In theory, I would be open to purchasing third-party store, DRM-free games through GOG Galaxy, but I would much rather purchase games directly from GOG.com instead. I might wait a few years after a game's release before committing to a third-party store purchase (I am already used to it as is) in case the game at issue eventually made its way to GOG.com. It's not the concept of third-party stores in GOG Galaxy that necessarily concerns me, it is the implementation.
The fact that this feature can be turned off is somewhat irrelevant to me (it also sounds like this is an opt-out setting as opposed to an opt-in setting). If the GOG Galaxy client is going to allow DRM (and GOG sp. z o.o. receives a cut from these DRM sales), GOG.com itself might as well become like the Humble Store then, where third-party store games with DRM are sold, but you can filter them out. There is little point in keeping up a pretense espousing a 100% DRM-free stance for GOG.com that has been rendered hollow by the company's overall business practices (i.e. allowing DRM sales via the client, from which GOG sp. z o.o. would be profiting). I realize 100% DRM-free is a niche that may be difficult to sustain as a business model, but it also happens to be the niche that draws me to GOG.com, and I only use GOG Galaxy because of GOG.com.

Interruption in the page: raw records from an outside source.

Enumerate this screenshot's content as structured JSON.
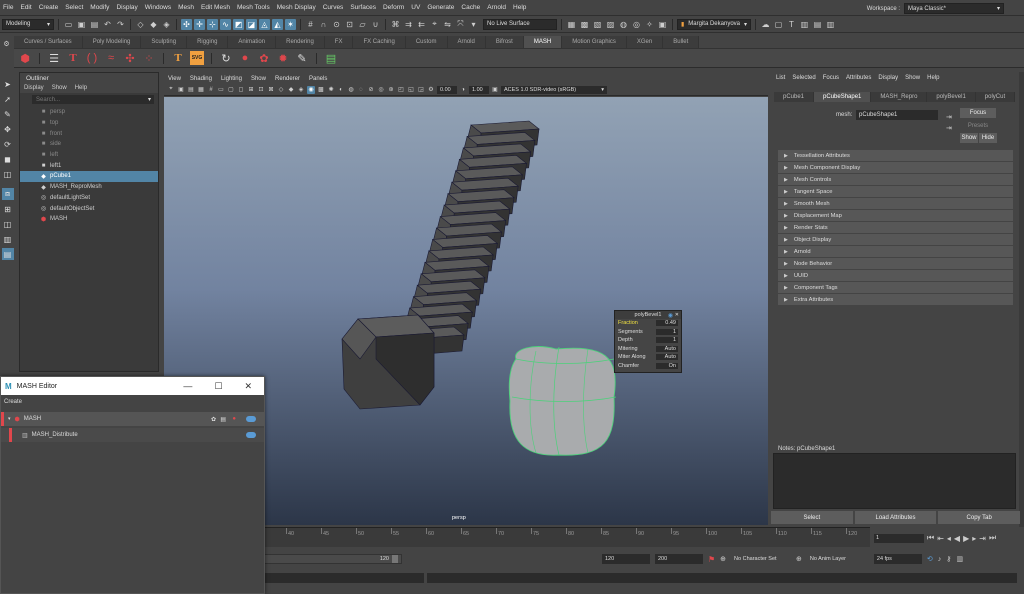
{
  "menubar": {
    "items": [
      "File",
      "Edit",
      "Create",
      "Select",
      "Modify",
      "Display",
      "Windows",
      "Mesh",
      "Edit Mesh",
      "Mesh Tools",
      "Mesh Display",
      "Curves",
      "Surfaces",
      "Deform",
      "UV",
      "Generate",
      "Cache",
      "Arnold",
      "Help"
    ],
    "workspace_label": "Workspace :",
    "workspace_value": "Maya Classic*"
  },
  "statusline": {
    "mode_select": "Modeling",
    "live_surface": "No Live Surface",
    "user": "Margita Dekanyova"
  },
  "shelf": {
    "tabs": [
      "Curves / Surfaces",
      "Poly Modeling",
      "Sculpting",
      "Rigging",
      "Animation",
      "Rendering",
      "FX",
      "FX Caching",
      "Custom",
      "Arnold",
      "Bifrost",
      "MASH",
      "Motion Graphics",
      "XGen",
      "Bullet"
    ],
    "active_tab": "MASH"
  },
  "outliner": {
    "title": "Outliner",
    "menu": [
      "Display",
      "Show",
      "Help"
    ],
    "search_placeholder": "Search...",
    "items": [
      {
        "label": "persp",
        "icon": "camera-icon",
        "dim": true
      },
      {
        "label": "top",
        "icon": "camera-icon",
        "dim": true
      },
      {
        "label": "front",
        "icon": "camera-icon",
        "dim": true
      },
      {
        "label": "side",
        "icon": "camera-icon",
        "dim": true
      },
      {
        "label": "left",
        "icon": "camera-icon",
        "dim": true
      },
      {
        "label": "left1",
        "icon": "camera-icon",
        "dim": false
      },
      {
        "label": "pCube1",
        "icon": "mesh-icon",
        "dim": false,
        "selected": true
      },
      {
        "label": "MASH_ReproMesh",
        "icon": "mesh-icon",
        "dim": false
      },
      {
        "label": "defaultLightSet",
        "icon": "set-icon",
        "dim": false
      },
      {
        "label": "defaultObjectSet",
        "icon": "set-icon",
        "dim": false
      },
      {
        "label": "MASH",
        "icon": "mash-icon",
        "dim": false
      }
    ]
  },
  "viewport": {
    "menu": [
      "View",
      "Shading",
      "Lighting",
      "Show",
      "Renderer",
      "Panels"
    ],
    "exposure": "0.00",
    "gamma": "1.00",
    "color_space": "ACES 1.0 SDR-video (sRGB)",
    "camera": "persp"
  },
  "polybevel": {
    "title": "polyBevel1",
    "rows": [
      {
        "label": "Fraction",
        "value": "0.49",
        "highlight": true
      },
      {
        "label": "Segments",
        "value": "1"
      },
      {
        "label": "Depth",
        "value": "1"
      },
      {
        "label": "Mitering",
        "value": "Auto"
      },
      {
        "label": "Miter Along",
        "value": "Auto"
      },
      {
        "label": "Chamfer",
        "value": "On"
      }
    ]
  },
  "attr": {
    "menu": [
      "List",
      "Selected",
      "Focus",
      "Attributes",
      "Display",
      "Show",
      "Help"
    ],
    "tabs": [
      "pCube1",
      "pCubeShape1",
      "MASH_Repro",
      "polyBevel1",
      "polyCut"
    ],
    "active_tab": "pCubeShape1",
    "mesh_label": "mesh:",
    "mesh_value": "pCubeShape1",
    "focus": "Focus",
    "presets": "Presets",
    "show": "Show",
    "hide": "Hide",
    "sections": [
      "Tessellation Attributes",
      "Mesh Component Display",
      "Mesh Controls",
      "Tangent Space",
      "Smooth Mesh",
      "Displacement Map",
      "Render Stats",
      "Object Display",
      "Arnold",
      "Node Behavior",
      "UUID",
      "Component Tags",
      "Extra Attributes"
    ],
    "notes_label": "Notes: pCubeShape1",
    "buttons": [
      "Select",
      "Load Attributes",
      "Copy Tab"
    ]
  },
  "timeline": {
    "ticks": [
      "40",
      "45",
      "50",
      "55",
      "60",
      "65",
      "70",
      "75",
      "80",
      "85",
      "90",
      "95",
      "100",
      "105",
      "110",
      "115",
      "120"
    ],
    "current_frame": "1"
  },
  "range": {
    "end_marker": "120",
    "anim_end": "120",
    "total_end": "200",
    "character_set": "No Character Set",
    "anim_layer": "No Anim Layer",
    "fps": "24 fps"
  },
  "mash_editor": {
    "title": "MASH Editor",
    "create": "Create",
    "network": "MASH",
    "node": "MASH_Distribute",
    "accent": "#e0474c"
  }
}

I have had an excellent experience with GOG support, and I appreciate GOG stating that it will apply the same support to third-party store purchases made via GOG Galaxy. I hope that proves to be sustainable, but I have seen the breakdown of support elsewhere (notably with the recent influx of previously Origin.com-exclusive games on Steam), where customers have complained about being batted back and forth between different customer support teams (e.g. Steam Support and EA Help), each absolving itself of lending assistance.
and user agreement
have been updated to reflect the change with regard to GOG Galaxy Store and keyless access, coupled with the addition of the GOG Galaxy privacy notice
I assume if a person purchases an EGS game through GOG Galaxy and a couple of years later that same version is released on GOG.com (assuming the publisher isn't further disincentivized from publishing on GOG.com since the game is already available from a third-party store in GOG Galaxy), that customer won't be offered a discounted price for the game (dare I dream receiving the game at no additional cost?) on GOG.com even though the person made their original purchase of the game through GOG Galaxy from which GOG received a cut.
That wasn't a complicated question in the FAQ. Why can't it be answered with a simple "yes"? (That was a rhetorical question, BTW.) I already read enough of these roundabout answers from politicians. Explain your motivations as you will, but be upfront that the current plan is to allow DRM-encumbered purchases (I hope that plan changes).
I may be alone in drawing this distinction, but a client that allows you to launch DRM-encumbered games from other digital distribution platforms (but doesn't facilitate the purchase of those DRM-encumbered games) is different from a client that actively promotes the purchase of DRM-encumbered games from other platforms. There is a difference between tolerating the current reality of DRM and embracing that reality.
I'm not anti-Galaxy. I just want an excellent GOG client. I can do without the universal launcher functionality, but I'm also ok with it being a feature. But I'm not ok with the promotion of the purchase of DRM-encumbered games, even if that can be turned off in the settings.